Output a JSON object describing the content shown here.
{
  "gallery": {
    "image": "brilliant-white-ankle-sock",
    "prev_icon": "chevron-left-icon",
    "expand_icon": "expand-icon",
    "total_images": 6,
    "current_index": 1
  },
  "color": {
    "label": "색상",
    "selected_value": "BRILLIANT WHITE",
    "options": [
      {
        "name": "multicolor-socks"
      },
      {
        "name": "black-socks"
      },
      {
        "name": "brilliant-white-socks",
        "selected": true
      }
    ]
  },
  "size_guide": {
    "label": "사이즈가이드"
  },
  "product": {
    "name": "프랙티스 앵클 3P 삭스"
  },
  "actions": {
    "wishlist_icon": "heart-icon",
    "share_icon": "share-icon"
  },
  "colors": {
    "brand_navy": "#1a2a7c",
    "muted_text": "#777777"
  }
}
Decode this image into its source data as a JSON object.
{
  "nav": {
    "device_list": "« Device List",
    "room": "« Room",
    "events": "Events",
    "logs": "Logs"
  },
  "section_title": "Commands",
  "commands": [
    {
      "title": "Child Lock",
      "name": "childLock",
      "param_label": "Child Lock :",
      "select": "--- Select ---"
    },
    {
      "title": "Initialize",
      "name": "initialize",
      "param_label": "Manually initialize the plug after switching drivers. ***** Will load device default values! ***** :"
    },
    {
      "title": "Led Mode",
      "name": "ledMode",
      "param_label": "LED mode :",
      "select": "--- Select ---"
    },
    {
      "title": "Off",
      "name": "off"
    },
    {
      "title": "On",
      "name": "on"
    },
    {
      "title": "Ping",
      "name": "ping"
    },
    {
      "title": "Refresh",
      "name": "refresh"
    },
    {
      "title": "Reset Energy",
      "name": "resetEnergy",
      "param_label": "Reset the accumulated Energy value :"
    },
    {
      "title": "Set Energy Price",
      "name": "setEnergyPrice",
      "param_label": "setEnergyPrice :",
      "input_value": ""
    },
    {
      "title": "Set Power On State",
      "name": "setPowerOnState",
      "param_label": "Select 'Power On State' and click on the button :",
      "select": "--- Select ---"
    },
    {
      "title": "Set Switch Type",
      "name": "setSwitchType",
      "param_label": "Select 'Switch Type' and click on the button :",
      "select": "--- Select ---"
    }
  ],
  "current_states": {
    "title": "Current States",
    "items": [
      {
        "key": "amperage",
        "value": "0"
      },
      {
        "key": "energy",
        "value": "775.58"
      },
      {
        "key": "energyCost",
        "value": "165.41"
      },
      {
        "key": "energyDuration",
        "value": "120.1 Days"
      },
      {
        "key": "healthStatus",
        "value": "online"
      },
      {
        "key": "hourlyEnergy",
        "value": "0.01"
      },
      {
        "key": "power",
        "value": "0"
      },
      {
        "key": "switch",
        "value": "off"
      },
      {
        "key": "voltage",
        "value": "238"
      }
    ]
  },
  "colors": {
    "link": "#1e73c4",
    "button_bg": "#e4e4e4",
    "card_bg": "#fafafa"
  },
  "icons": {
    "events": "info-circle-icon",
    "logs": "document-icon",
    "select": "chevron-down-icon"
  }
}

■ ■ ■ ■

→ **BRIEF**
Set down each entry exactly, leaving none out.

→ **SOLUTION**
Output a JSON object describing the content shown here.
{
  "gallery": {
    "image": "brilliant-white-ankle-sock",
    "prev_icon": "chevron-left-icon",
    "expand_icon": "expand-icon",
    "total_images": 6,
    "current_index": 1
  },
  "color": {
    "label": "색상",
    "selected_value": "BRILLIANT WHITE",
    "options": [
      {
        "name": "multicolor-socks"
      },
      {
        "name": "black-socks"
      },
      {
        "name": "brilliant-white-socks",
        "selected": true
      }
    ]
  },
  "size_guide": {
    "label": "사이즈가이드"
  },
  "product": {
    "name": "프랙티스 앵클 3P 삭스"
  },
  "actions": {
    "wishlist_icon": "heart-icon",
    "share_icon": "share-icon"
  },
  "colors": {
    "brand_navy": "#1a2a7c",
    "muted_text": "#777777"
  }
}
Decode this image into its source data as a JSON object.
{
  "nav": {
    "device_list": "« Device List",
    "room": "« Room",
    "events": "Events",
    "logs": "Logs"
  },
  "section_title": "Commands",
  "commands": [
    {
      "title": "Child Lock",
      "name": "childLock",
      "param_label": "Child Lock :",
      "select": "--- Select ---"
    },
    {
      "title": "Initialize",
      "name": "initialize",
      "param_label": "Manually initialize the plug after switching drivers. ***** Will load device default values! ***** :"
    },
    {
      "title": "Led Mode",
      "name": "ledMode",
      "param_label": "LED mode :",
      "select": "--- Select ---"
    },
    {
      "title": "Off",
      "name": "off"
    },
    {
      "title": "On",
      "name": "on"
    },
    {
      "title": "Ping",
      "name": "ping"
    },
    {
      "title": "Refresh",
      "name": "refresh"
    },
    {
      "title": "Reset Energy",
      "name": "resetEnergy",
      "param_label": "Reset the accumulated Energy value :"
    },
    {
      "title": "Set Energy Price",
      "name": "setEnergyPrice",
      "param_label": "setEnergyPrice :",
      "input_value": ""
    },
    {
      "title": "Set Power On State",
      "name": "setPowerOnState",
      "param_label": "Select 'Power On State' and click on the button :",
      "select": "--- Select ---"
    },
    {
      "title": "Set Switch Type",
      "name": "setSwitchType",
      "param_label": "Select 'Switch Type' and click on the button :",
      "select": "--- Select ---"
    }
  ],
  "current_states": {
    "title": "Current States",
    "items": [
      {
        "key": "amperage",
        "value": "0"
      },
      {
        "key": "energy",
        "value": "775.58"
      },
      {
        "key": "energyCost",
        "value": "165.41"
      },
      {
        "key": "energyDuration",
        "value": "120.1 Days"
      },
      {
        "key": "healthStatus",
        "value": "online"
      },
      {
        "key": "hourlyEnergy",
        "value": "0.01"
      },
      {
        "key": "power",
        "value": "0"
      },
      {
        "key": "switch",
        "value": "off"
      },
      {
        "key": "voltage",
        "value": "238"
      }
    ]
  },
  "colors": {
    "link": "#1e73c4",
    "button_bg": "#e4e4e4",
    "card_bg": "#fafafa"
  },
  "icons": {
    "events": "info-circle-icon",
    "logs": "document-icon",
    "select": "chevron-down-icon"
  }
}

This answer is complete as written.